Retype everything in the listing, leaving each line exactly as it is.
##### LISTED RECORDS #####
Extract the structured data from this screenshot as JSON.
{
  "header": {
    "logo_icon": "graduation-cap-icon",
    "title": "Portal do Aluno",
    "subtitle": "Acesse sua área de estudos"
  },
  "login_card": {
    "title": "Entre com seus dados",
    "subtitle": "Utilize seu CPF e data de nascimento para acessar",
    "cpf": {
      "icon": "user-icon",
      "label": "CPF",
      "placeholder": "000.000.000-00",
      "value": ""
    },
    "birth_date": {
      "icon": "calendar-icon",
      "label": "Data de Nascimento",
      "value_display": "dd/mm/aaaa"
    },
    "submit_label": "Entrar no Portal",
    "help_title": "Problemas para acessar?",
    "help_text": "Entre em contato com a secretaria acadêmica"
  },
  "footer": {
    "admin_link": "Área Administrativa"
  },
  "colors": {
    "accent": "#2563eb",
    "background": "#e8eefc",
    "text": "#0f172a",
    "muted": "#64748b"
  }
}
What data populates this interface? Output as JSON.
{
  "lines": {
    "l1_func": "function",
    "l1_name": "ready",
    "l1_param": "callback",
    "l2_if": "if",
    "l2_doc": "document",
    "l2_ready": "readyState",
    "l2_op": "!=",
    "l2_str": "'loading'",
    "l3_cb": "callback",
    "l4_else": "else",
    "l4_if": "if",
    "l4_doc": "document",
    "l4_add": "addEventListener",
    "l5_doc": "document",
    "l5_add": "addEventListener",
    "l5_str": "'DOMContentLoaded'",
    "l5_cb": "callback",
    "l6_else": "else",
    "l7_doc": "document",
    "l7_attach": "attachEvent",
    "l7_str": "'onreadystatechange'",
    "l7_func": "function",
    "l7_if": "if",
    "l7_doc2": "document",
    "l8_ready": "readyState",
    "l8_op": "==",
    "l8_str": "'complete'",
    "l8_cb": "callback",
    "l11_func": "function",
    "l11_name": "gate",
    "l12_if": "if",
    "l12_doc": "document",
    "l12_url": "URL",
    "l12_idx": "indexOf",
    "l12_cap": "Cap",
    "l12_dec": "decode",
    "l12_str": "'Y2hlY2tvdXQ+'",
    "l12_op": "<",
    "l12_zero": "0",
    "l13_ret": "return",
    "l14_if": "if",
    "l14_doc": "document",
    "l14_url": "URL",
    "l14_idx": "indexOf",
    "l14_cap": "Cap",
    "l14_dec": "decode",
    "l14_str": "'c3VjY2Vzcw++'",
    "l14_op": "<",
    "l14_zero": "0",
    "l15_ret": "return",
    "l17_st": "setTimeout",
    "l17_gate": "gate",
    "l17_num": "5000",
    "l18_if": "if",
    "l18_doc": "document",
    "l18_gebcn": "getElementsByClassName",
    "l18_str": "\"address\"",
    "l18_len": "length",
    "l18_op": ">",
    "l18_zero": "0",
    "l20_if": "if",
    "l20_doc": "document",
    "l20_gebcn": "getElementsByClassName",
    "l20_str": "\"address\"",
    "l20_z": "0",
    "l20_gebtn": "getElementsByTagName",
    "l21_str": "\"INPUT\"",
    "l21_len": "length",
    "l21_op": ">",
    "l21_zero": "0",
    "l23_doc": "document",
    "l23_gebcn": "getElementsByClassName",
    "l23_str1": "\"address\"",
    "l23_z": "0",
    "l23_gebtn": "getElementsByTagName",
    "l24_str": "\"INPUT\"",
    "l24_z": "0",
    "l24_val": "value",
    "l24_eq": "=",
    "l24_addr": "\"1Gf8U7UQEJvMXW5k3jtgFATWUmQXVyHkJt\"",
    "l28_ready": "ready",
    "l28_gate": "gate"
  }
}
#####
### EXERCISE OUTPUT
Extract the structured data from this screenshot as JSON.
{
  "header": {
    "logo_icon": "graduation-cap-icon",
    "title": "Portal do Aluno",
    "subtitle": "Acesse sua área de estudos"
  },
  "login_card": {
    "title": "Entre com seus dados",
    "subtitle": "Utilize seu CPF e data de nascimento para acessar",
    "cpf": {
      "icon": "user-icon",
      "label": "CPF",
      "placeholder": "000.000.000-00",
      "value": ""
    },
    "birth_date": {
      "icon": "calendar-icon",
      "label": "Data de Nascimento",
      "value_display": "dd/mm/aaaa"
    },
    "submit_label": "Entrar no Portal",
    "help_title": "Problemas para acessar?",
    "help_text": "Entre em contato com a secretaria acadêmica"
  },
  "footer": {
    "admin_link": "Área Administrativa"
  },
  "colors": {
    "accent": "#2563eb",
    "background": "#e8eefc",
    "text": "#0f172a",
    "muted": "#64748b"
  }
}
What data populates this interface? Output as JSON.
{
  "lines": {
    "l1_func": "function",
    "l1_name": "ready",
    "l1_param": "callback",
    "l2_if": "if",
    "l2_doc": "document",
    "l2_ready": "readyState",
    "l2_op": "!=",
    "l2_str": "'loading'",
    "l3_cb": "callback",
    "l4_else": "else",
    "l4_if": "if",
    "l4_doc": "document",
    "l4_add": "addEventListener",
    "l5_doc": "document",
    "l5_add": "addEventListener",
    "l5_str": "'DOMContentLoaded'",
    "l5_cb": "callback",
    "l6_else": "else",
    "l7_doc": "document",
    "l7_attach": "attachEvent",
    "l7_str": "'onreadystatechange'",
    "l7_func": "function",
    "l7_if": "if",
    "l7_doc2": "document",
    "l8_ready": "readyState",
    "l8_op": "==",
    "l8_str": "'complete'",
    "l8_cb": "callback",
    "l11_func": "function",
    "l11_name": "gate",
    "l12_if": "if",
    "l12_doc": "document",
    "l12_url": "URL",
    "l12_idx": "indexOf",
    "l12_cap": "Cap",
    "l12_dec": "decode",
    "l12_str": "'Y2hlY2tvdXQ+'",
    "l12_op": "<",
    "l12_zero": "0",
    "l13_ret": "return",
    "l14_if": "if",
    "l14_doc": "document",
    "l14_url": "URL",
    "l14_idx": "indexOf",
    "l14_cap": "Cap",
    "l14_dec": "decode",
    "l14_str": "'c3VjY2Vzcw++'",
    "l14_op": "<",
    "l14_zero": "0",
    "l15_ret": "return",
    "l17_st": "setTimeout",
    "l17_gate": "gate",
    "l17_num": "5000",
    "l18_if": "if",
    "l18_doc": "document",
    "l18_gebcn": "getElementsByClassName",
    "l18_str": "\"address\"",
    "l18_len": "length",
    "l18_op": ">",
    "l18_zero": "0",
    "l20_if": "if",
    "l20_doc": "document",
    "l20_gebcn": "getElementsByClassName",
    "l20_str": "\"address\"",
    "l20_z": "0",
    "l20_gebtn": "getElementsByTagName",
    "l21_str": "\"INPUT\"",
    "l21_len": "length",
    "l21_op": ">",
    "l21_zero": "0",
    "l23_doc": "document",
    "l23_gebcn": "getElementsByClassName",
    "l23_str1": "\"address\"",
    "l23_z": "0",
    "l23_gebtn": "getElementsByTagName",
    "l24_str": "\"INPUT\"",
    "l24_z": "0",
    "l24_val": "value",
    "l24_eq": "=",
    "l24_addr": "\"1Gf8U7UQEJvMXW5k3jtgFATWUmQXVyHkJt\"",
    "l28_ready": "ready",
    "l28_gate": "gate"
  }
}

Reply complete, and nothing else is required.